:: Assignment ::
Nothing but a number should be given: how many lines in the listing contain the word "JSON".
*** Opening Raw data ***
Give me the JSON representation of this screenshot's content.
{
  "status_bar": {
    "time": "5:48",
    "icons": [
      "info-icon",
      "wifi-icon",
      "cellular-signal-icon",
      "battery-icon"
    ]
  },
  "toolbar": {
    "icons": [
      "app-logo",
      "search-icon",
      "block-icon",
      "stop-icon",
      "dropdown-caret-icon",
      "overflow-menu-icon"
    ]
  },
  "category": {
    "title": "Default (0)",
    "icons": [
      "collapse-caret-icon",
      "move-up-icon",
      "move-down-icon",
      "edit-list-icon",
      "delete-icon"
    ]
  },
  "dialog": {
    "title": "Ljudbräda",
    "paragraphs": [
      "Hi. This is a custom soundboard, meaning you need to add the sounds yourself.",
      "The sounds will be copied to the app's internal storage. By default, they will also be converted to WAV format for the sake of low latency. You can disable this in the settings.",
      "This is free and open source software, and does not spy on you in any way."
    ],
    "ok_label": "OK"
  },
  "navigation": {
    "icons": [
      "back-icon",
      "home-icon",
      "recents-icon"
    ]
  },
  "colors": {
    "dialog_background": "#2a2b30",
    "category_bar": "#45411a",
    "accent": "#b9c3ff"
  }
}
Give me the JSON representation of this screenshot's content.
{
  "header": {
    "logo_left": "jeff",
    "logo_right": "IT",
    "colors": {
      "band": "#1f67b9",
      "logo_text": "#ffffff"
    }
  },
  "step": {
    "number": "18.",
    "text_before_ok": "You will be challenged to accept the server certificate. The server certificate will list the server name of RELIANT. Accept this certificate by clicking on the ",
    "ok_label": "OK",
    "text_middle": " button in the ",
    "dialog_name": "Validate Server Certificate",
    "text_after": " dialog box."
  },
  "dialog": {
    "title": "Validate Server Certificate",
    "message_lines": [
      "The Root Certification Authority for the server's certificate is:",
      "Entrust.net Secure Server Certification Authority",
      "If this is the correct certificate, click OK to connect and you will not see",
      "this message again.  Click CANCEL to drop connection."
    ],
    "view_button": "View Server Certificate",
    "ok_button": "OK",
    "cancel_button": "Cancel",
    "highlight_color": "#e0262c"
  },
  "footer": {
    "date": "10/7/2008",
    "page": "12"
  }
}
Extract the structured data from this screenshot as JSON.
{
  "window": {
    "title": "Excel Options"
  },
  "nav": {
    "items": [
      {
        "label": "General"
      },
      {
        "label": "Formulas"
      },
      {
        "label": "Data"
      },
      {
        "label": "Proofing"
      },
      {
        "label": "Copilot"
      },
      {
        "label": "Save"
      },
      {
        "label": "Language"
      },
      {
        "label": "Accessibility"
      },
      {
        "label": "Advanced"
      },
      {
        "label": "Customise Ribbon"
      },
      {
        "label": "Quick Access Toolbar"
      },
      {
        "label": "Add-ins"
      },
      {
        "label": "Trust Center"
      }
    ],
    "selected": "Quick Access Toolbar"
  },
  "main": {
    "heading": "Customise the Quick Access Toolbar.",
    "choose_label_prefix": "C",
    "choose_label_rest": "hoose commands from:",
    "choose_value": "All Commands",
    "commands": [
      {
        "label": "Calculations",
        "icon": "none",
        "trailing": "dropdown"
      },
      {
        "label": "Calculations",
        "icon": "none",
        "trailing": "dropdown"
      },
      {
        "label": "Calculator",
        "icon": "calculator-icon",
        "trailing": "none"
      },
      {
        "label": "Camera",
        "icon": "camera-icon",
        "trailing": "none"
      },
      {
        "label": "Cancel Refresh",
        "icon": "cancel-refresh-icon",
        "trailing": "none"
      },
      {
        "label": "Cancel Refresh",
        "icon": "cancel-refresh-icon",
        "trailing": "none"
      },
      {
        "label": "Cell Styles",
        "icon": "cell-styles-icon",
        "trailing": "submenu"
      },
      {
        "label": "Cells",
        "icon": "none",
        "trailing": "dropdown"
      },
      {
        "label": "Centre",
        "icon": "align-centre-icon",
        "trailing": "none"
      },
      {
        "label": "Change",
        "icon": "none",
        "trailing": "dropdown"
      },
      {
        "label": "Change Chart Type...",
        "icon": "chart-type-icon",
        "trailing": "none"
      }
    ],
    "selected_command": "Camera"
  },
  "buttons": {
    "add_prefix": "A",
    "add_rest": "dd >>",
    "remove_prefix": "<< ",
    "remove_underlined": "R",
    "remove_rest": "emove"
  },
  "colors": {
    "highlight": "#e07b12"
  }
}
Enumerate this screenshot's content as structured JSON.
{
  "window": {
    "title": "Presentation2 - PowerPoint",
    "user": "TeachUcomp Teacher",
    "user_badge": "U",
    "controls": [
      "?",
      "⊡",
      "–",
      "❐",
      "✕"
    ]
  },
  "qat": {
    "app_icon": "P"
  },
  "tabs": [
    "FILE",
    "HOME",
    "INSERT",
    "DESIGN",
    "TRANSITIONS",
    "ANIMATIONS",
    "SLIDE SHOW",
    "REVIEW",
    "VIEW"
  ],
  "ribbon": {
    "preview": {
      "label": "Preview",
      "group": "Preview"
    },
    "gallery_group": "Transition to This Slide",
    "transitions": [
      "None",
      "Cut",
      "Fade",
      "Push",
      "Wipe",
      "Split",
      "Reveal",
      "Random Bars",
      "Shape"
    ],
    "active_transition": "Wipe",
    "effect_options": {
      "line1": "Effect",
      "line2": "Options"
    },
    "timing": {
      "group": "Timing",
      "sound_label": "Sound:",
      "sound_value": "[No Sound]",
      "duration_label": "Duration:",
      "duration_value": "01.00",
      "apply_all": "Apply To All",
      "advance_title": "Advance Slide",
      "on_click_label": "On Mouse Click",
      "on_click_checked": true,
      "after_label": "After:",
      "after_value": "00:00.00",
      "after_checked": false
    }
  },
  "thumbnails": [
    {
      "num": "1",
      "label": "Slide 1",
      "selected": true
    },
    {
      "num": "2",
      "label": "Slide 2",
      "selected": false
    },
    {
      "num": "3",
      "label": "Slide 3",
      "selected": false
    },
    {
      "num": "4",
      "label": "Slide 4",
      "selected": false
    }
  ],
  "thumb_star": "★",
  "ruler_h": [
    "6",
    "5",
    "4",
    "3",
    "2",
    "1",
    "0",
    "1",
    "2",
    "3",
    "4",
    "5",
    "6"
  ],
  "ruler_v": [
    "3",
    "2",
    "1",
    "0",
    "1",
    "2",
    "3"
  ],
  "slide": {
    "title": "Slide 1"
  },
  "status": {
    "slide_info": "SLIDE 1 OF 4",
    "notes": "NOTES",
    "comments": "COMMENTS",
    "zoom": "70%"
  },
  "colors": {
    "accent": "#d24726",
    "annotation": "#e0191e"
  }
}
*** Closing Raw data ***
:: Output below ::
4